GTA performed a Phase I Environmental Site Assessment (ESA) of a wooded 300-acre parcel proposed for single-family residential development. A prior Phase I ESA performed by another firm indicated a small pile of roofing shingles that might contain asbestos and no other significant environmental concerns at the site. GTA personnel performed a site reconnaissance, interviews with knowledgeable parties, and a records search at local historical societies and the National Archives in College Park, Maryland. GTA determined that, during World War II, the site contained a large munitions plant. It is believed that the M69 incendiary bomb, which is filled with napalm (i.e., jellied gasoline), was the primary ordnance manufactured at the site. Recognized environmental conditions (RECs) associated with the former munitions plant include, but are not limited to, unexploded ordnance (UXO); ordnance and explosive waste (OEW); gasoline and chemical storage areas; incendiary bomb filling areas; maintenance areas; and a bomb testing area devoid of vegetation.

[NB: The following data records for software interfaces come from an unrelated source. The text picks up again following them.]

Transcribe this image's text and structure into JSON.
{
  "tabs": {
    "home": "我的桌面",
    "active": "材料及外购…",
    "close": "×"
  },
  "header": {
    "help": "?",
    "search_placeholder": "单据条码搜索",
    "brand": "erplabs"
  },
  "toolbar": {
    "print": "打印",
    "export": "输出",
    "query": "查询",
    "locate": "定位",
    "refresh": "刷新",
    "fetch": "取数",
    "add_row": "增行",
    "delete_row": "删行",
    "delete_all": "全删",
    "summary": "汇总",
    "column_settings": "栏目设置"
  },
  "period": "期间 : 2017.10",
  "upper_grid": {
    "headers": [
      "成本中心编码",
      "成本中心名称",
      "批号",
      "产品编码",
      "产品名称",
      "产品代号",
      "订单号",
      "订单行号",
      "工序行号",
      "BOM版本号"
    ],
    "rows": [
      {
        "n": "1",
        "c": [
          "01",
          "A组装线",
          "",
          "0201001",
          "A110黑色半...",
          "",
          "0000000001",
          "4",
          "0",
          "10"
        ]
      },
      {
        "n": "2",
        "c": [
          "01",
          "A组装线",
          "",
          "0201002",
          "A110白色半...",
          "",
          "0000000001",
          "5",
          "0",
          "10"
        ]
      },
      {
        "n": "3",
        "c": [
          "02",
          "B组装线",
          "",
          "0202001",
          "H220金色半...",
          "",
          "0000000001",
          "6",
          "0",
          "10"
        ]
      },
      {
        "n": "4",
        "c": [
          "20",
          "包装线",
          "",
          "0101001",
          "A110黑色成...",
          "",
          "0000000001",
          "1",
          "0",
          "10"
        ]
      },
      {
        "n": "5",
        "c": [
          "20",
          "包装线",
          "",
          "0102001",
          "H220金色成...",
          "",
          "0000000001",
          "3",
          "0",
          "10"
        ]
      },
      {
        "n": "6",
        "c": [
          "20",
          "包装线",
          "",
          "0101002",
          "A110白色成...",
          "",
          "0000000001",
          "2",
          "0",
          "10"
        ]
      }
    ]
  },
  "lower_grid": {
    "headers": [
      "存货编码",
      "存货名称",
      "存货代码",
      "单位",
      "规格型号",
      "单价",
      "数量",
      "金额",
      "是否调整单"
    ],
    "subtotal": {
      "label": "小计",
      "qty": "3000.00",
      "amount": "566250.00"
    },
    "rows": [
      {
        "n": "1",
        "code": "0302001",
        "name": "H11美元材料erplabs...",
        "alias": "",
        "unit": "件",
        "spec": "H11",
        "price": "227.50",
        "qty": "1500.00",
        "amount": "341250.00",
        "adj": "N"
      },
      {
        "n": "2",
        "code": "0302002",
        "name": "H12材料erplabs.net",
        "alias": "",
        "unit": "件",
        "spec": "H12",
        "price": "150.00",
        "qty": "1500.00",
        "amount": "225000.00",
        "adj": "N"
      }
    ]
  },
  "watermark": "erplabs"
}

GTA retained Explosive Ordnance Technologies, Inc. (EOTI) to perform a preliminary geophysical survey and subsurface exploration to evaluate specific portions of the site for the presence of UXO and other buried metallic objects using magnetic (MAG) and electromagnetic (EM) geophysical survey techniques. EOTI observed two M69 canisters on the ground surface, and metal parts/fragments associated with M69 munitions were observed on the ground surface and below grade.
GTA performed surface soil sampling, and installed temporary well points, to evaluate soil and groundwater quality on portions of the site. Several heavy metals, including antimony, copper, and lead, were detected above the applicable soil cleanup criteria. Potential cleanup cost liability, including identification and removal of surface and buried explosive waste, was estimated at greater than $2M.